Jerzy Miziolek inVirtù d'amore: pittura nuziale nel Quattrocento fiorentino. Ed. Claudio Paolini et al. Exh. cat., Galleria dell'Accademia. Florence, 2010, p. 253, under no. 27.
Everett Fahy inThe Renaissance Portrait from Donatello to Bellini. Ed. Keith Christiansen and Stefan Weppelmann. Exh. cat., Bode-Museum, Berlin. New York, 2011, p. 134 [German ed., "Gesichter der Renaissance: Meisterwerke italienischer Portrait-Kunst," Berlin, 2011], states that Biagio worked with Jacopo del Sellaio on one of these two panels.
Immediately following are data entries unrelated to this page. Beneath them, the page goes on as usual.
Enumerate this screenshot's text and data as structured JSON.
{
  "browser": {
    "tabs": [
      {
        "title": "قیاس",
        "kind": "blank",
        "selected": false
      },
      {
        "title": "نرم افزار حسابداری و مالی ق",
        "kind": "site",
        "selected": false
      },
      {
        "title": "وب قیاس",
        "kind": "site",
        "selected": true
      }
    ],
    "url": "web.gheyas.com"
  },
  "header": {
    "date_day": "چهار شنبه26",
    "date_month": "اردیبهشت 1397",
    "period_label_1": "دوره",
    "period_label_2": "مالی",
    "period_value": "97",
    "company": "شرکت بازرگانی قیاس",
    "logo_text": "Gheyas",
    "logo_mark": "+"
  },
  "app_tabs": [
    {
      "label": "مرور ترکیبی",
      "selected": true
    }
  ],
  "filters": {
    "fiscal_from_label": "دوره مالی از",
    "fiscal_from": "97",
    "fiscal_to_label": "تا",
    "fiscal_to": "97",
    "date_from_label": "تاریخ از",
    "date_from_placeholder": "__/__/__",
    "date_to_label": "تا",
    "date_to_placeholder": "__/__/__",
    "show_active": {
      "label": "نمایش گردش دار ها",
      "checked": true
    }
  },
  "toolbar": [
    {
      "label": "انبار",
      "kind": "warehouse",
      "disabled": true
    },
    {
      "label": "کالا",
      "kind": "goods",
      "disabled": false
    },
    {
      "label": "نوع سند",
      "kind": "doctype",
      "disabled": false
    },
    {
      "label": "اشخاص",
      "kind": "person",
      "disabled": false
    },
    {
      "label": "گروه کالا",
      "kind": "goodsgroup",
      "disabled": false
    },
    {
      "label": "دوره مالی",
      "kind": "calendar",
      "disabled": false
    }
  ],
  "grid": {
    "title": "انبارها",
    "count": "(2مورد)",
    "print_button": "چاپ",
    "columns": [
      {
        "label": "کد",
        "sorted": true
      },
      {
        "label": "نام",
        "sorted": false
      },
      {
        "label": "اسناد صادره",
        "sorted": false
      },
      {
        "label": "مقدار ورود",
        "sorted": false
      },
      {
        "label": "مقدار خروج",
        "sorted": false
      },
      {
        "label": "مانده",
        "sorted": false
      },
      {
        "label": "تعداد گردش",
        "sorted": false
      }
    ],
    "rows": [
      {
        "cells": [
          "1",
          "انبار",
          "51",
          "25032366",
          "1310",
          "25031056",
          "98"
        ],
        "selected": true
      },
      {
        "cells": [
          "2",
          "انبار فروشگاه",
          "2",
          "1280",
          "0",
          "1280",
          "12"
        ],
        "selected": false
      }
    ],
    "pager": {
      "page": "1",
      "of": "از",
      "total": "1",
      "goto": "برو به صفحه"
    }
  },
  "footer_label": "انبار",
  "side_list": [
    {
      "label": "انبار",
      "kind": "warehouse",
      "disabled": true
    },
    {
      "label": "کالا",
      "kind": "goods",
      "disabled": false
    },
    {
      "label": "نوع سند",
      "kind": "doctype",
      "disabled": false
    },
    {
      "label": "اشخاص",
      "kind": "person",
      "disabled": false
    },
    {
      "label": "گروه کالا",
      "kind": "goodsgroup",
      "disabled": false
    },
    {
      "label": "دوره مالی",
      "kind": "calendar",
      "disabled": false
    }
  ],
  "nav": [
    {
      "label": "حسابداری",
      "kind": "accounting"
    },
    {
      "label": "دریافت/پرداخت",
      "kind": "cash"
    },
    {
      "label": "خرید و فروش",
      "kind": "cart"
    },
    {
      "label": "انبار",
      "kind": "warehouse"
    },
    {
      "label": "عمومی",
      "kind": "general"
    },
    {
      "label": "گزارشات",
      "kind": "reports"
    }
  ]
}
This original molding frames a painted panel, one of a pair that may have been inset into an architectural wainscoting or formed the backrest of a cassapanca or bench. The maker worked in Florence in about 1500. The engaged molding is made of poplar and is water gilded and carved at its sight edge in the form of running oak leaves and acorns which may relate to the coat of arms of the family who commissioned the panels. The top edge is a flat fillet and the whole is framed in a twentieth-century gilded fillet molding (see Additional Images, figs. 3–6).
[Timothy Newbery with Cynthia Moyer 2015; further information on this frame can be found in the Department of European Paintings files]